Today, the Jerusalem Zoo is operated by the city government and the Israeli Ministry of Tourism, and its main message is this: if you want to know more about nature, animal welfare, wildlife conservation, and environmental education in the country, then you should visit this place.
The zoo considers the conservation of endangered species to be its main goal. To achieve this, he is taking steps to breed animals in captivity and, in some cases, return them to the wild. Some of the region's extinct species have been so successfully bred at the Biblical Zoo that their descendants now inhabit reserves throughout Israel. Among them are the Syrian brown bear, the African addax antelope, and the Persian fallow deer.
The zoo's management also makes significant efforts to give it a supranational, intercultural meaning. Almost half of the zoo's employees are Palestinians, in addition, children of Arabs and ultra-Orthodox Jews are actively involved in visiting the zoo (these segments of the population are offered large discounts).
It is worth noting the research work carried out by the Jerusalem Biblical Zoo: it participates in national and international research projects in the fields of zoology, biology, and environmental science, and publishes scientific articles. Through its Aaron Shulov Foundation for the Study of Animals in Captivity, the zoo also provides grants for research on animal husbandry, animal reintroduction, endangered species reproduction, conservative genetics, nutrition, and health care for exotic animals.
TIPS BEFORE VISITING THE BIBLICAL ZOO IN JERUSALEM
During the summer months, it is recommended to visit the Jerusalem Zoo either in the morning or late afternoon, as it is very hot at lunchtime and many animals prefer to hide in the shade or sleep. In addition, the largest number of visitors is observed during the daytime.
Please note that the zoo ticket office stops working one hour before closing time.
Many tourists note that sometimes a whole day is not enough for a careful study of the entire territory of the zoo, so consider your time before visiting.
If you are planning to come to the zoo with children, you can specify the days when various events are held for them. You can do this on the official website of the Jerusalem Bible Zoo.
HOW TO GET TO THE BIBLICAL ZOO IN JERUSALEM?
You can get to the zoo by public transport or by car.
If you are planning to come to the zoo by private car, then be guided by the southwest exit from Jerusalem.
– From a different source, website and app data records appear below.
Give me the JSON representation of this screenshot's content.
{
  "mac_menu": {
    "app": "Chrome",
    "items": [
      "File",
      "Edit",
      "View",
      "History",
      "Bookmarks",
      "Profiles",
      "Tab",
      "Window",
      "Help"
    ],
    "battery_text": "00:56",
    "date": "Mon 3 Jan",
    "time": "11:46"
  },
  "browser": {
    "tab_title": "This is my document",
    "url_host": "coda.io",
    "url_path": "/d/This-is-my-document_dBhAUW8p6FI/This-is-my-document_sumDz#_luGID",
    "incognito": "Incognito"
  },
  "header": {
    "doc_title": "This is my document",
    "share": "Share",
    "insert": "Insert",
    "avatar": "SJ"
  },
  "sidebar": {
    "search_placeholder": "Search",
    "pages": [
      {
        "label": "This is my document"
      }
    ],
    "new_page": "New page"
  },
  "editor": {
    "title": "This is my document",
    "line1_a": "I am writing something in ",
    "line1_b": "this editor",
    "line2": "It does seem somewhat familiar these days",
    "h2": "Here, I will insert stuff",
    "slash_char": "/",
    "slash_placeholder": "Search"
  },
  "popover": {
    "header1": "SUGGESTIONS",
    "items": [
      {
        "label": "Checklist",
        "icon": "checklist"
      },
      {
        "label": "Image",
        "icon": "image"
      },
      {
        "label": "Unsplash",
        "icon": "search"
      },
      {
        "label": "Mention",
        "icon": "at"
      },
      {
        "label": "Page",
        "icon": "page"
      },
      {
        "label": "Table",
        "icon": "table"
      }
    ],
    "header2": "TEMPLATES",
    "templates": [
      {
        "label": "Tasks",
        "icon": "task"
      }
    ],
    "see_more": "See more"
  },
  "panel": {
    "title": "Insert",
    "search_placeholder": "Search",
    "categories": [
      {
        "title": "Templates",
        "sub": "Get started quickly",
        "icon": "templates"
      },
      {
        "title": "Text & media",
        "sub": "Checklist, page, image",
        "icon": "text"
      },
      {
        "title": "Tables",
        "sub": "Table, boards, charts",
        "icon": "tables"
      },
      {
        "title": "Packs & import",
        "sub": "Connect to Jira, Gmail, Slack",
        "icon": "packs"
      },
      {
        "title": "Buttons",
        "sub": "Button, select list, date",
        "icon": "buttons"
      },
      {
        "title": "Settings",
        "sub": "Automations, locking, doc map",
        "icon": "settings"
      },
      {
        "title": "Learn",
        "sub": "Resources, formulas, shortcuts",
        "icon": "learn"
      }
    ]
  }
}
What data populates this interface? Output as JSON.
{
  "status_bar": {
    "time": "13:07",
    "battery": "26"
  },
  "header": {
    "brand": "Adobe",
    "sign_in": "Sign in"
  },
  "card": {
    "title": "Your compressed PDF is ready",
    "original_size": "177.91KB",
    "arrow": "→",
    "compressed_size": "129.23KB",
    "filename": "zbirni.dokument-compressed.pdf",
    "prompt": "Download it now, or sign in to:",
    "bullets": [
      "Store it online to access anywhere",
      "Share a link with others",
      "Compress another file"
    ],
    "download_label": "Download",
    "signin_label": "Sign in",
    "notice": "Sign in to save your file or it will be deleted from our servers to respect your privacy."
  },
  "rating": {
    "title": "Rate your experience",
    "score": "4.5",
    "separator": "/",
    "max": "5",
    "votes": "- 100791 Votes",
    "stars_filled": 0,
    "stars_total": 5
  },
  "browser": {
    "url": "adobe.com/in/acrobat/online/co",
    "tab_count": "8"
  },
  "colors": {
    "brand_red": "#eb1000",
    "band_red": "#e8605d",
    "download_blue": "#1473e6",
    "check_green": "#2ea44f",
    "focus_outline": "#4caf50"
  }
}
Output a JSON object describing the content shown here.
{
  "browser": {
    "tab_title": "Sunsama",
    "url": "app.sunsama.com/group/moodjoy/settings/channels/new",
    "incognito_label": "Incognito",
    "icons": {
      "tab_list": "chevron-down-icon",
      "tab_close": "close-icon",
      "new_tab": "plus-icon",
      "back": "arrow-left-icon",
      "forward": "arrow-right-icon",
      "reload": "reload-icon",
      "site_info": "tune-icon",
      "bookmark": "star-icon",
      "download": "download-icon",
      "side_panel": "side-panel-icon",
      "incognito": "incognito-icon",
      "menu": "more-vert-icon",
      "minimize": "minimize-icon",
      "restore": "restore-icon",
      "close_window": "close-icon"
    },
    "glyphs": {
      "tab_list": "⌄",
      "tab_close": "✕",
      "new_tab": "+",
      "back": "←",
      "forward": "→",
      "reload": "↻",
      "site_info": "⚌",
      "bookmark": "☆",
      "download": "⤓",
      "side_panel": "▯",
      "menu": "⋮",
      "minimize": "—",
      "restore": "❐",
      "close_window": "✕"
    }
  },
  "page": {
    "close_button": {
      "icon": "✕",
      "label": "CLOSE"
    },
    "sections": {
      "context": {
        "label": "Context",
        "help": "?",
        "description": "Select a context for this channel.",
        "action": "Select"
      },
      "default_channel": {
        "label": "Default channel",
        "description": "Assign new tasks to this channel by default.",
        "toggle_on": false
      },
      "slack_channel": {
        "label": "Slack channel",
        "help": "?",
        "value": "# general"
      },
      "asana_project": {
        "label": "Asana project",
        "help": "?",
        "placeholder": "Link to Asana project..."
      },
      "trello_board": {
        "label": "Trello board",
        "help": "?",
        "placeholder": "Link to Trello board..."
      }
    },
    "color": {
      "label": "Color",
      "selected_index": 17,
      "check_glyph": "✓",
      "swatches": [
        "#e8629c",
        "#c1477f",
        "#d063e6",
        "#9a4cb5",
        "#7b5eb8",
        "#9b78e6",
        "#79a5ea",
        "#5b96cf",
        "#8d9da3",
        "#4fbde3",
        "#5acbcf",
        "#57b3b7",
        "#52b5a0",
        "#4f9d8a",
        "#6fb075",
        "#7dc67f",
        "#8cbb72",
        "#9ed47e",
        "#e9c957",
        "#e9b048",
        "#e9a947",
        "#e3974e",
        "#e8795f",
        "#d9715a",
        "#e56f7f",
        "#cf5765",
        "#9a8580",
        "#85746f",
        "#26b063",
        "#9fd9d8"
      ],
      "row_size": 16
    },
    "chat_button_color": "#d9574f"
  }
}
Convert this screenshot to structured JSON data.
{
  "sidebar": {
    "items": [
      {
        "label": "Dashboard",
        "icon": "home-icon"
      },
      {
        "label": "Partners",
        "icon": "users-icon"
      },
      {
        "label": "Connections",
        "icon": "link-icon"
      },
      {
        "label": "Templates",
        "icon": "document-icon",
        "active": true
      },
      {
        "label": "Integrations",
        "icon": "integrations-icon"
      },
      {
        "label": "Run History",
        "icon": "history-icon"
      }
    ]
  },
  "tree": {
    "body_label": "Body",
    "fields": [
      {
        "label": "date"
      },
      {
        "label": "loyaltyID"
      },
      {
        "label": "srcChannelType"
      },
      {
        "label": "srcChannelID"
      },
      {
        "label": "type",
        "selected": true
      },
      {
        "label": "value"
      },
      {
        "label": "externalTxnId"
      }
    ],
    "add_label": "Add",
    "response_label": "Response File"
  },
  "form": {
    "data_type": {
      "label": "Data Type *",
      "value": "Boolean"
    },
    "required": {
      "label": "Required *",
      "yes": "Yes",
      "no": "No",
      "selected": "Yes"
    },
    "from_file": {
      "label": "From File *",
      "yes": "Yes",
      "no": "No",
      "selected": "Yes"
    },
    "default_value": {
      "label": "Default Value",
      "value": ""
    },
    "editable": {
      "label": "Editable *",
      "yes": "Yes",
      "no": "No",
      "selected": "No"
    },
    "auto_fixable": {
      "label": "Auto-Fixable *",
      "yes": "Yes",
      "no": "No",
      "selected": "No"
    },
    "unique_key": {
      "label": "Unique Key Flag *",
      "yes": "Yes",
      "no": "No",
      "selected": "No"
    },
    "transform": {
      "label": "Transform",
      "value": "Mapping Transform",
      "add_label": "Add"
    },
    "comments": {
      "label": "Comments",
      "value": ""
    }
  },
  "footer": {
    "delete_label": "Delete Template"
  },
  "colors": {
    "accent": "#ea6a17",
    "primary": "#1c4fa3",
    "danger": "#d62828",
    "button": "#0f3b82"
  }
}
The street closest to the zoo is named after its founder - Derech Aharon Shulov. It has a spacious parking lot where you can leave your transport.